We’ve had a few questions about tendonitis lately from people who train other sports extensively. Here’s an excellent article on the subject from fellow CrossFitter Steven Low. Remember we can always substitute or replace an exercise in an area that might be overstressed if you let us know. It’s sometimes frustrating to not be able to do certain things, but it’s always better to get the rest and recovery time rather than aggravate an issue to the point it becomes a severe problem.

How Tendonitis Develops / To the top

Tendonitis is an overuse injury. This condition arises when the volume of the workouts exceed your body’s ability to recover. Since our muscles have better blood supplies than our connective tissue (tendons, ligaments, cartilage) and bones, they often are able to adapt to the stressors of exercise placed on them faster. This leaves our connective tissues and bones vulnerable to overuse since they cannot heal as fast. If excessive stress is placed on them, they start to break down and subequently become inflamed and painful.

There are some alternative applications of how tendonitis develops. For example, for tendonitis of the lateral and medial epicondyles of the elbows there are a lot of muscles that have a common origin (or insertion for other muscles). If the muscles become inflexible and tight then that puts additional stress on the tendon which may not let it heal correctly after exercise. Similarly, our individual muscles have sheaths they slide in against other muscles when they contract. If they are are not moving and sliding correctly it can often recruit multiple muscles that do not need to contract to put additional stress on the tendons as well. This also may not let the tendons heal correctly. The application of prehabilitative and rehabilitative protocols will address all of the above reasons including plain overuse in the next two sections.

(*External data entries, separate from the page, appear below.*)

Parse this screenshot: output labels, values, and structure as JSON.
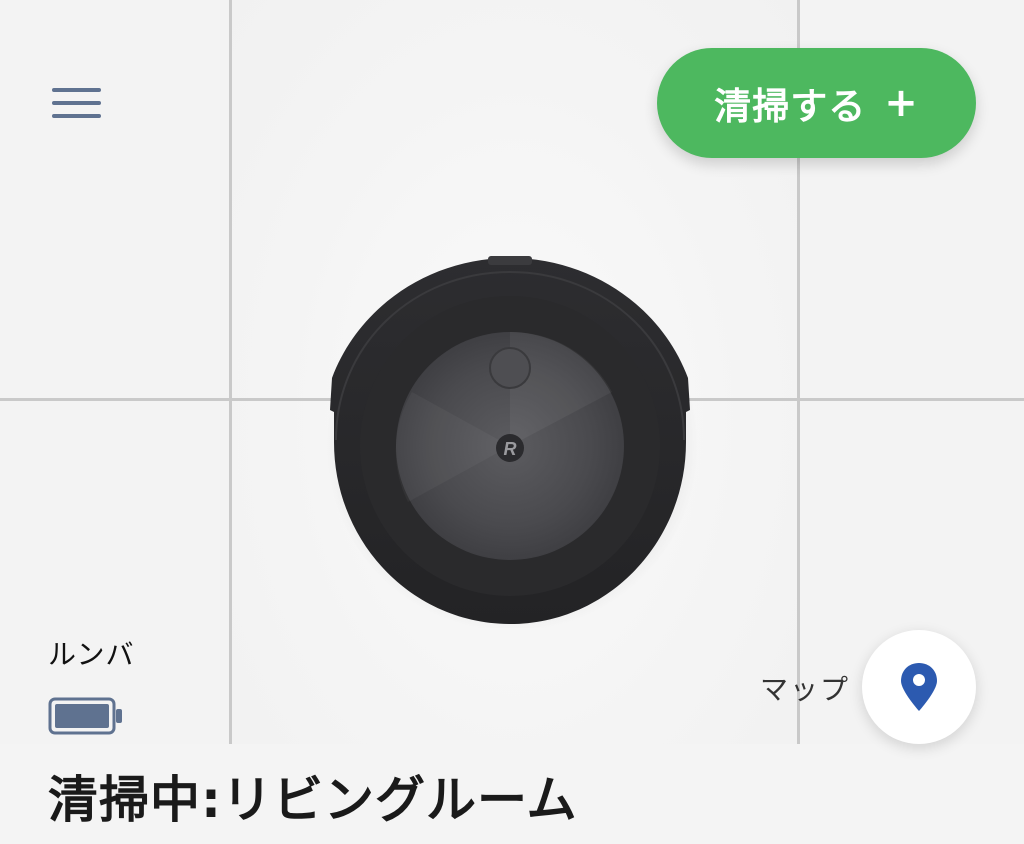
{
  "header": {
    "menu_icon": "hamburger-menu-icon",
    "clean_button": {
      "label": "清掃する",
      "plus": "+",
      "color": "#4db85f"
    }
  },
  "robot": {
    "name": "ルンバ",
    "logo_letter": "R",
    "battery_icon": "battery-icon",
    "battery_color": "#5f7290"
  },
  "status": {
    "text": "清掃中:リビングルーム"
  },
  "map": {
    "label": "マップ",
    "icon": "map-pin-icon",
    "pin_color": "#2c5ab0"
  }
}
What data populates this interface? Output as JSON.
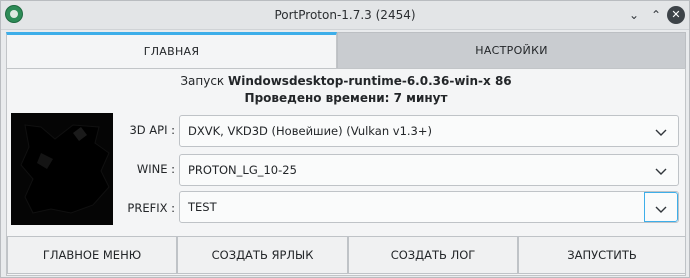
{
  "window": {
    "title": "PortProton-1.7.3 (2454)",
    "minimize_glyph": "⌄",
    "maximize_glyph": "⌃",
    "close_glyph": "✕"
  },
  "tabs": [
    {
      "label": "ГЛАВНАЯ",
      "active": true
    },
    {
      "label": "НАСТРОЙКИ",
      "active": false
    }
  ],
  "info": {
    "launch_prefix": "Запуск ",
    "launch_target": "Windowsdesktop-runtime-6.0.36-win-x 86",
    "time_spent": "Проведено времени: 7 минут"
  },
  "settings": {
    "api": {
      "label": "3D API :",
      "value": "DXVK, VKD3D (Новейшие) (Vulkan v1.3+)"
    },
    "wine": {
      "label": "WINE :",
      "value": "PROTON_LG_10-25"
    },
    "prefix": {
      "label": "PREFIX :",
      "value": "TEST"
    }
  },
  "buttons": {
    "main_menu": "ГЛАВНОЕ МЕНЮ",
    "create_shortcut": "СОЗДАТЬ ЯРЛЫК",
    "create_log": "СОЗДАТЬ ЛОГ",
    "launch": "ЗАПУСТИТЬ"
  },
  "colors": {
    "accent": "#3daee9",
    "window_bg": "#e9ebed",
    "panel_bg": "#f4f5f6"
  },
  "icons": {
    "app": "portproton-app-icon",
    "combo_arrow": "chevron-down-icon"
  }
}
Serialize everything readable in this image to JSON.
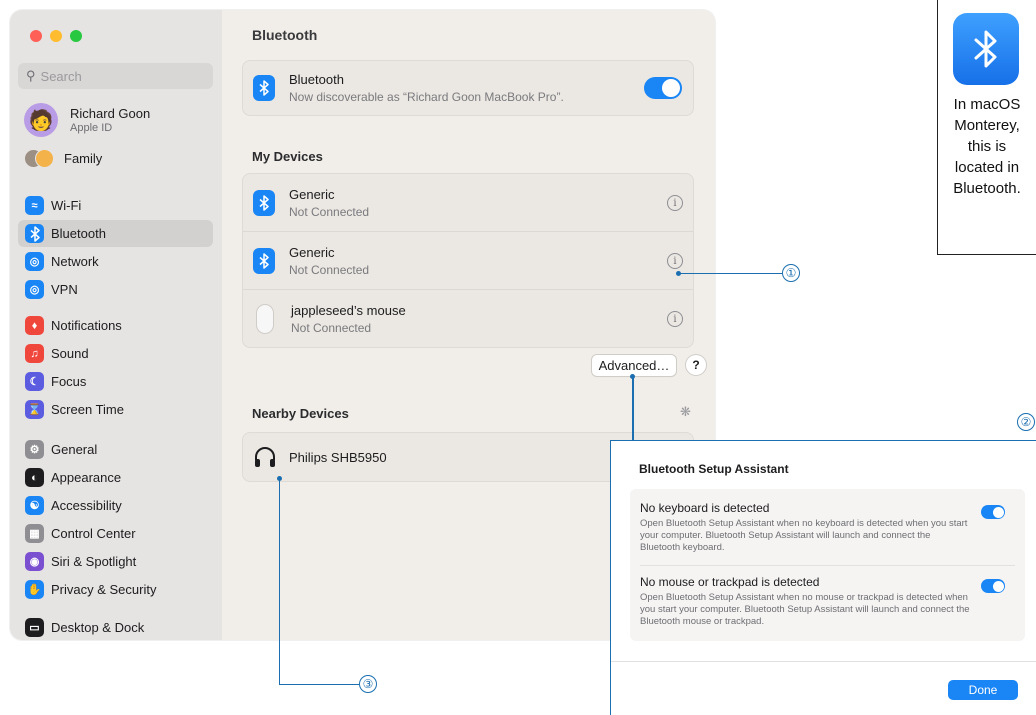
{
  "sidebar": {
    "search_placeholder": "Search",
    "account": {
      "name": "Richard Goon",
      "subtitle": "Apple ID"
    },
    "family_label": "Family",
    "groups": [
      [
        {
          "label": "Wi-Fi",
          "icon": "wifi-icon",
          "color": "#1a86f5",
          "selected": false
        },
        {
          "label": "Bluetooth",
          "icon": "bluetooth-icon",
          "color": "#1a86f5",
          "selected": true
        },
        {
          "label": "Network",
          "icon": "globe-icon",
          "color": "#1a86f5",
          "selected": false
        },
        {
          "label": "VPN",
          "icon": "vpn-globe-icon",
          "color": "#1a86f5",
          "selected": false
        }
      ],
      [
        {
          "label": "Notifications",
          "icon": "bell-icon",
          "color": "#f0473d",
          "selected": false
        },
        {
          "label": "Sound",
          "icon": "speaker-icon",
          "color": "#f0473d",
          "selected": false
        },
        {
          "label": "Focus",
          "icon": "moon-icon",
          "color": "#5b5ce0",
          "selected": false
        },
        {
          "label": "Screen Time",
          "icon": "hourglass-icon",
          "color": "#5b5ce0",
          "selected": false
        }
      ],
      [
        {
          "label": "General",
          "icon": "gear-icon",
          "color": "#8e8e93",
          "selected": false
        },
        {
          "label": "Appearance",
          "icon": "appearance-icon",
          "color": "#1d1d1f",
          "selected": false
        },
        {
          "label": "Accessibility",
          "icon": "accessibility-icon",
          "color": "#1a86f5",
          "selected": false
        },
        {
          "label": "Control Center",
          "icon": "control-center-icon",
          "color": "#8e8e93",
          "selected": false
        },
        {
          "label": "Siri & Spotlight",
          "icon": "siri-icon",
          "color": "#7a4fd0",
          "selected": false
        },
        {
          "label": "Privacy & Security",
          "icon": "hand-icon",
          "color": "#1a86f5",
          "selected": false
        }
      ],
      [
        {
          "label": "Desktop & Dock",
          "icon": "dock-icon",
          "color": "#1d1d1f",
          "selected": false
        }
      ]
    ]
  },
  "main": {
    "title": "Bluetooth",
    "bluetooth_row": {
      "title": "Bluetooth",
      "subtitle": "Now discoverable as “Richard Goon MacBook Pro”.",
      "enabled": true
    },
    "my_devices_heading": "My Devices",
    "my_devices": [
      {
        "name": "Generic",
        "status": "Not Connected",
        "icon": "bluetooth-icon"
      },
      {
        "name": "Generic",
        "status": "Not Connected",
        "icon": "bluetooth-icon"
      },
      {
        "name": "jappleseed’s mouse",
        "status": "Not Connected",
        "icon": "mouse-icon"
      }
    ],
    "advanced_button": "Advanced…",
    "help_button": "?",
    "nearby_heading": "Nearby Devices",
    "nearby_devices": [
      {
        "name": "Philips SHB5950",
        "icon": "headphones-icon"
      }
    ]
  },
  "dialog": {
    "title": "Bluetooth Setup Assistant",
    "options": [
      {
        "title": "No keyboard is detected",
        "description": "Open Bluetooth Setup Assistant when no keyboard is detected when you start your computer. Bluetooth Setup Assistant will launch and connect the Bluetooth keyboard.",
        "enabled": true
      },
      {
        "title": "No mouse or trackpad is detected",
        "description": "Open Bluetooth Setup Assistant when no mouse or trackpad is detected when you start your computer. Bluetooth Setup Assistant will launch and connect the Bluetooth mouse or trackpad.",
        "enabled": true
      }
    ],
    "done_button": "Done"
  },
  "callouts": [
    "①",
    "②",
    "③"
  ],
  "note": {
    "text": "In macOS Monterey, this is located in Bluetooth."
  },
  "colors": {
    "accent": "#1a86f5",
    "callout": "#1b6fb0"
  }
}
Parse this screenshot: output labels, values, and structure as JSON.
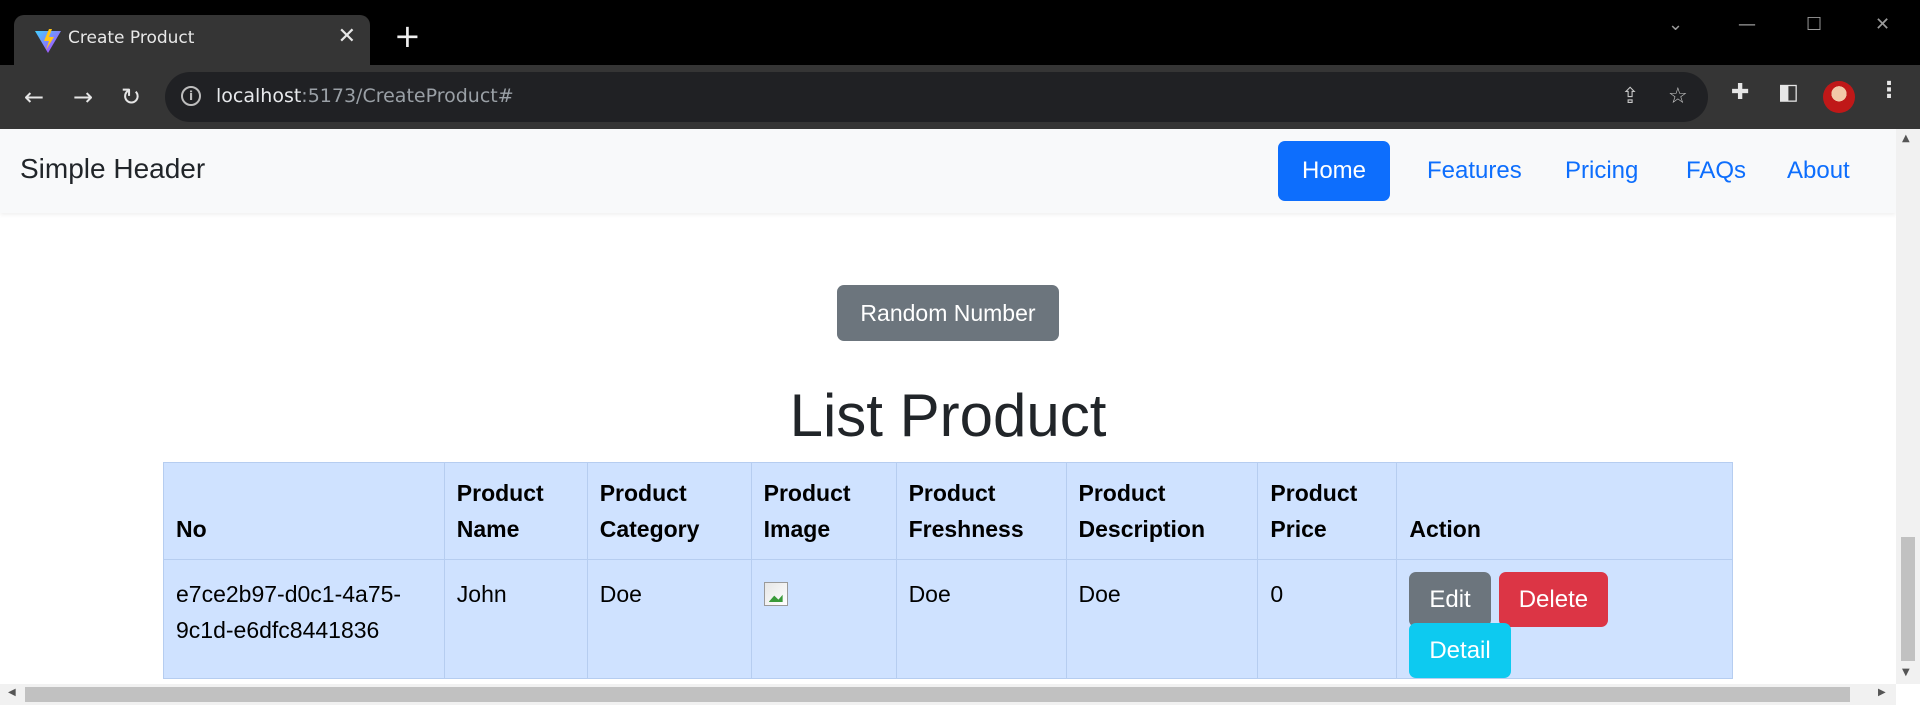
{
  "browser": {
    "tab_title": "Create Product",
    "url_host": "localhost",
    "url_rest": ":5173/CreateProduct#"
  },
  "navbar": {
    "brand": "Simple Header",
    "links": [
      "Home",
      "Features",
      "Pricing",
      "FAQs",
      "About"
    ],
    "active": "Home"
  },
  "main": {
    "random_button": "Random Number",
    "title": "List Product"
  },
  "table": {
    "headers": [
      "No",
      "Product Name",
      "Product Category",
      "Product Image",
      "Product Freshness",
      "Product Description",
      "Product Price",
      "Action"
    ],
    "rows": [
      {
        "no": "e7ce2b97-d0c1-4a75-9c1d-e6dfc8441836",
        "name": "John",
        "category": "Doe",
        "freshness": "Doe",
        "description": "Doe",
        "price": "0"
      }
    ],
    "actions": {
      "edit": "Edit",
      "delete": "Delete",
      "detail": "Detail"
    }
  },
  "colors": {
    "primary": "#0d6efd",
    "secondary": "#6c757d",
    "danger": "#dc3545",
    "info": "#0dcaf0",
    "table_bg": "#cfe2ff"
  },
  "icons": [
    "vite-favicon-icon",
    "close-icon",
    "plus-icon",
    "back-arrow-icon",
    "forward-arrow-icon",
    "reload-icon",
    "info-icon",
    "share-icon",
    "star-icon",
    "puzzle-icon",
    "side-panel-icon",
    "avatar",
    "kebab-menu-icon"
  ]
}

Tendonitis starts out as an inflammation injury (-itis is the suffix for any inflammation). If a person continues to work through the injury and pain, it will lead to chronic degeneration. Thus, tendonitis may lead to tendonosis which is characterized by (1) a lack of inflammation, (2) continued degeneration of the tendon, and (3) pain that usually worsens and intensifies.

Once an overuse injury starts to develop, if rest and ice is prescribed right away the body will heal itself because the natural inflammatory processes that arise promote healing. However, if this process is aggravated into a chronic state over weeks and months, then the inflammatory process goes away leading to the chronic degeneration. In these cases, rest and ice may not promote full healing of the injured body part because of the lack of inflammatory healing processes.

Read the full article here.